**ABOUT THIS EXERCISE:**
The lines below that include the word "Mathematics" are to be reported.
--- DATA UNDER STUDY ---
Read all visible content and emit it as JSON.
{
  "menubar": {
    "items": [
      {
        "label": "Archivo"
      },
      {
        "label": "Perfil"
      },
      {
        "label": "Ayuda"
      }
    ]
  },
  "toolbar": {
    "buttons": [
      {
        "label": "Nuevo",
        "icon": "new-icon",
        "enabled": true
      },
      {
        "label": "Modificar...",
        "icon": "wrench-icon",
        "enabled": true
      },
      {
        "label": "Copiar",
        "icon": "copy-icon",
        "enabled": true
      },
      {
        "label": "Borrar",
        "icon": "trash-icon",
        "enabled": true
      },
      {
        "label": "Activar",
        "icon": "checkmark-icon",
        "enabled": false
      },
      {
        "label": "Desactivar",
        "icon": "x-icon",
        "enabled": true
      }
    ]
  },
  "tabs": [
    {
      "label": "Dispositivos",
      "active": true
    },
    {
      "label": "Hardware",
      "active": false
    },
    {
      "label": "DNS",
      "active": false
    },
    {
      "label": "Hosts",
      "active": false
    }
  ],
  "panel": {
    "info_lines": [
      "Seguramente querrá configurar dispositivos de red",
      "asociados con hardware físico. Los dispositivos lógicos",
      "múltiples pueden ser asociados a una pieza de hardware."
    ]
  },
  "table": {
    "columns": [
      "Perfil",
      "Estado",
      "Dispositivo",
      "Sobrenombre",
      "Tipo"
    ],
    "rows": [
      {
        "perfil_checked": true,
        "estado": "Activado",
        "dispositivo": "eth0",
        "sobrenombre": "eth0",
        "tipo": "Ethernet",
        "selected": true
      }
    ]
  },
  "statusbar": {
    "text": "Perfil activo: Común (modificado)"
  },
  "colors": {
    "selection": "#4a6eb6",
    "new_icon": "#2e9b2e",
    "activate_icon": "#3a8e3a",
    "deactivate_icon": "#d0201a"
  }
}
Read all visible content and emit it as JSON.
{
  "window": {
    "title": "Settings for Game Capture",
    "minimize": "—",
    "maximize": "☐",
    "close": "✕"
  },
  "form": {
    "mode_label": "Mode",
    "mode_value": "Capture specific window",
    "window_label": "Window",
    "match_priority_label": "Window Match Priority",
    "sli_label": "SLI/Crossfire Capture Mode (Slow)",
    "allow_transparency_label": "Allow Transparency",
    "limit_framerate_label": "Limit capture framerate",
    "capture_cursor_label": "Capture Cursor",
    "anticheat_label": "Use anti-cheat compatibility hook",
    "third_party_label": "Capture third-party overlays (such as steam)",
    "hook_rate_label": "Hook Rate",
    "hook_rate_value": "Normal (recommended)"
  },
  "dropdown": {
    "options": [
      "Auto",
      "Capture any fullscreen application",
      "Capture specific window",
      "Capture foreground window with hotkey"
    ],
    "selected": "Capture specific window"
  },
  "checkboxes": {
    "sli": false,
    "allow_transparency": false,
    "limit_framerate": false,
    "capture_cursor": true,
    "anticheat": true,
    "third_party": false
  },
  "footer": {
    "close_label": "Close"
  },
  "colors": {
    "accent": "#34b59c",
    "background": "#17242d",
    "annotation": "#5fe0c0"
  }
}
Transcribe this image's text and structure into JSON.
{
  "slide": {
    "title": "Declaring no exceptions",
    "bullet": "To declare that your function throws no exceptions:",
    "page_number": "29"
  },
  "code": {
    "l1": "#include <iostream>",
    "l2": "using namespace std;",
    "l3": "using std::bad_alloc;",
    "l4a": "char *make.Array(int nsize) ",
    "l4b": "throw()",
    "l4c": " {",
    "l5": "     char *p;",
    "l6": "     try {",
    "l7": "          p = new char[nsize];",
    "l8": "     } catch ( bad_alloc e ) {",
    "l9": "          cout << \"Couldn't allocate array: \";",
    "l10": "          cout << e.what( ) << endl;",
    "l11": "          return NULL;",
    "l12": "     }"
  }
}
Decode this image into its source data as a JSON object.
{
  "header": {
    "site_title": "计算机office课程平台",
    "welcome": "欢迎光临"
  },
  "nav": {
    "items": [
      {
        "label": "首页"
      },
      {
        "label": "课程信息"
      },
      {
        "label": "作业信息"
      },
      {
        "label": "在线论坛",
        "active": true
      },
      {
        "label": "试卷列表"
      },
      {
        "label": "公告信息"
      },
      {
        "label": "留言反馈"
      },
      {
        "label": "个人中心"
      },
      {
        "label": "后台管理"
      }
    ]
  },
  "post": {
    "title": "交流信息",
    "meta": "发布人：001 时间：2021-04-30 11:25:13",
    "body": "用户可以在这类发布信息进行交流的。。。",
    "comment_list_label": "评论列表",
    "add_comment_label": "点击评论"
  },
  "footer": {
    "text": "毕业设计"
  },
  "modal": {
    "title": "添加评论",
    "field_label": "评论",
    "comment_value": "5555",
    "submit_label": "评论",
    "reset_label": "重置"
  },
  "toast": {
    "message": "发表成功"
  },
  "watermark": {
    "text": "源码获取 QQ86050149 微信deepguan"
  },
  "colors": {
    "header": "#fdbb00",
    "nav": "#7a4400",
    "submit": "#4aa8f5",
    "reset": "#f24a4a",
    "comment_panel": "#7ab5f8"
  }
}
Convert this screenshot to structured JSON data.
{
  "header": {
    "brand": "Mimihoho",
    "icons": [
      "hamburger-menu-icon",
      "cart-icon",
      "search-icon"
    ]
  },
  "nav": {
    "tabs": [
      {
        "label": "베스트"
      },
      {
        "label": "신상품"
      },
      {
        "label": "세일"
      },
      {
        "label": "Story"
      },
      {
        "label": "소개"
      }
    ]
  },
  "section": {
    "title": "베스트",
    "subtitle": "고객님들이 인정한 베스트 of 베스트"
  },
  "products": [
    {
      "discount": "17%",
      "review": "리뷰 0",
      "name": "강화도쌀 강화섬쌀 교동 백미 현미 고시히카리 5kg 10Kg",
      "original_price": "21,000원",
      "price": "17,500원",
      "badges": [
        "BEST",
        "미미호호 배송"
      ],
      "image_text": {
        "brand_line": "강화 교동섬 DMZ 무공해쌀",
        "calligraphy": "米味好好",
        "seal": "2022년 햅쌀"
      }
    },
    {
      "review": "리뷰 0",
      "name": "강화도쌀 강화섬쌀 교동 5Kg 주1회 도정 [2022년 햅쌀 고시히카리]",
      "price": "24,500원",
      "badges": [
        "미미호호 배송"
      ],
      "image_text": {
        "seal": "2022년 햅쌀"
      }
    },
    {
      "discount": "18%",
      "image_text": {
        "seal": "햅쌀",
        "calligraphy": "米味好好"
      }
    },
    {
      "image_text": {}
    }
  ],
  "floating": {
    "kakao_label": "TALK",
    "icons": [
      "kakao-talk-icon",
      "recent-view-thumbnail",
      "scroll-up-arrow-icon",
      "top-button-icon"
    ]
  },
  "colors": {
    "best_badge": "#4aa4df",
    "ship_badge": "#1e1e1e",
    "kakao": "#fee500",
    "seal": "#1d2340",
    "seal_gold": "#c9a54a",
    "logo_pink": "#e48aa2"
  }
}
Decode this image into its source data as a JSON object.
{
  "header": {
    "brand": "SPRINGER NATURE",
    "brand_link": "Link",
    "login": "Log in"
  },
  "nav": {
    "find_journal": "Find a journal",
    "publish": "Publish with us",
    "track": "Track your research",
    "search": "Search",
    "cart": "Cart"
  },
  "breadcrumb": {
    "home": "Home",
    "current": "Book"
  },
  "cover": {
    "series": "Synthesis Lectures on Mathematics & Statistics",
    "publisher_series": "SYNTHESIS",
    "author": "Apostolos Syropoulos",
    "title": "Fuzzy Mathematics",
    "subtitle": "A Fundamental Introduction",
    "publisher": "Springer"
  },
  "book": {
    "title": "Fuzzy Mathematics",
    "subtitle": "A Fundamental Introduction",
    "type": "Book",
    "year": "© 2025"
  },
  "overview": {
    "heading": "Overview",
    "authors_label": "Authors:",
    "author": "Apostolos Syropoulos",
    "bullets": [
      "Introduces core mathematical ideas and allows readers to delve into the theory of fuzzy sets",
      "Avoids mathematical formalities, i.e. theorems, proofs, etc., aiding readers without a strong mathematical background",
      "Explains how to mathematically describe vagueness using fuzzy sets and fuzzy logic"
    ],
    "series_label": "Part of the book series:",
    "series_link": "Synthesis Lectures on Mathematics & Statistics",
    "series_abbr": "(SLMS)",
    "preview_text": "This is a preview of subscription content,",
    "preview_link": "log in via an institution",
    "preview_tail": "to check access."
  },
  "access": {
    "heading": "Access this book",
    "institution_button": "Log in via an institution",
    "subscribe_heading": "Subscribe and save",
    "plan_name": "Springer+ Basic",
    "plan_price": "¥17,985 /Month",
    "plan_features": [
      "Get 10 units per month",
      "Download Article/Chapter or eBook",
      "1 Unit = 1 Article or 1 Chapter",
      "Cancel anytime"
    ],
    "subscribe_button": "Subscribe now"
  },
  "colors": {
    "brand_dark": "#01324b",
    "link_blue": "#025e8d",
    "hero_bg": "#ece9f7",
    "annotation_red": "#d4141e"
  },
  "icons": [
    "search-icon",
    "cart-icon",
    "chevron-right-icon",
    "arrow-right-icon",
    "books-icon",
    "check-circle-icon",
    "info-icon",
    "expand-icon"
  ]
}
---
**ANSWER FOR THIS EXERCISE:**
    "series": "Synthesis Lectures on Mathematics & Statistics",
    "title": "Fuzzy Mathematics",
    "title": "Fuzzy Mathematics",
    "series_link": "Synthesis Lectures on Mathematics & Statistics",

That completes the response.